The moves don’t yet amount to full liberalization. "Under the new system, pricing decisions are still in the hands of the government. There remains ample room for price interventions, which, however, are likely to be less dramatic than under the previous system," said K. F. Yan, a director at energy consultancy IHS CERA.

With inflationary pressures returning, it could get more difficult to keep liberalizing prices. But Peng Sen, a vice-chairman of the National Development and Reform Commission, the planning agency in charge of prices, said Thursday that while the government is keeping an eye on price stability,

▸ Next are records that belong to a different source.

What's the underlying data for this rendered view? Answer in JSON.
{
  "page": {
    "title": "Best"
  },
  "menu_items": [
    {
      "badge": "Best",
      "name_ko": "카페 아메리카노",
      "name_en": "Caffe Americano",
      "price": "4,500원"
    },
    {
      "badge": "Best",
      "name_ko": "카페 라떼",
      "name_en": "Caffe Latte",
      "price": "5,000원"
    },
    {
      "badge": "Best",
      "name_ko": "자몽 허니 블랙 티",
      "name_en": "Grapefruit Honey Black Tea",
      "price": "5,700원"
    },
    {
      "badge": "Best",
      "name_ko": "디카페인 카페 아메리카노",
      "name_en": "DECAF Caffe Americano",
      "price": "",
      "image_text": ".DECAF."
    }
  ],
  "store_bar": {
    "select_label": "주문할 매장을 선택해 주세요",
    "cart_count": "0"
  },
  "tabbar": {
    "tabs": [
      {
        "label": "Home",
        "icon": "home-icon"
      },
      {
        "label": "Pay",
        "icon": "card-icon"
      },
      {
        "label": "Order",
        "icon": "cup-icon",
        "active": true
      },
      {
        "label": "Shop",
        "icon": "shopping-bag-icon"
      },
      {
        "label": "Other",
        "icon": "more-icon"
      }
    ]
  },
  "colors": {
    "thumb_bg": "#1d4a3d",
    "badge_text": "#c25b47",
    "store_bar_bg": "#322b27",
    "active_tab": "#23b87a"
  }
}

"China will next year continue to reform environmental fees and the prices of water, electricity, natural gas and other resources," the official Xinhua news agency reported. The government argues that such price changes help increase energy efficiency and ease supply bottlenecks caused by the previous system.

China has been resisting pressure from other countries to let its exchange rate appreciate, but these increased costs for companies actually have a similar effect, by making goods more expensive. "The relative price adjustments could help to appreciate the real exchange rate, at least the rate the heavy industries are facing," said Wang Tao, China economist for UBS, in a recent report.

Several problems remain. Bureaucrats have to balance varying interests, such as poor rural households as well as state-owned industries, in adjusting electricity tariffs. The government’s strategy is to switch to pricing mechanisms that better reflect market forces, but at a time when they won’t immediately result in a sharp increase in costs.

job market

昨天开了一下午recruiting的会议。最后敲定20几个面试的人(包括两个中国人),今天打电话发通知。有两个问题希望提醒大家一下。第一,我们发现一个学校所有申请人的推荐信都没有到,昨天基本没考虑这些人的申请。所以大家在market上时,一定要注意跟踪自己的推荐信,确定导师或者是系里的秘书把它们按时发出去了。另外有一个申请人(top 5 department)的两份推荐信相互冲突。一个导师说这个人论文的主要贡献在理论方面,另外一个说主要贡献在empirical,尽管这个人的理论部分没什么new insight。我们最终决定不面试这个人了,如果不是这两份相互冲突的推荐信,这个人应该很有希望在我们面试名单上。所以大家一定要和推荐人仔细讨论自己的job market paper,让他们清楚自己的主要贡献在什么地方。
1。job market paper是和导师一起写的。有一个申请人的论文居然是和其他三个人合写的,包括自己的导师。这让人很难看出来申请人独立研究的能力有多强。
3。毕业论文不够polished,尤其是摘要部分。第一轮选拔主要看推荐信和论文摘要。有人的摘要罗里罗嗦写了半天也不知道到底在说什么。看看top journal上的摘要,照着些就成了。另外语法一定要正确,让人感到很professional,论文明天就能submit到杂志去了。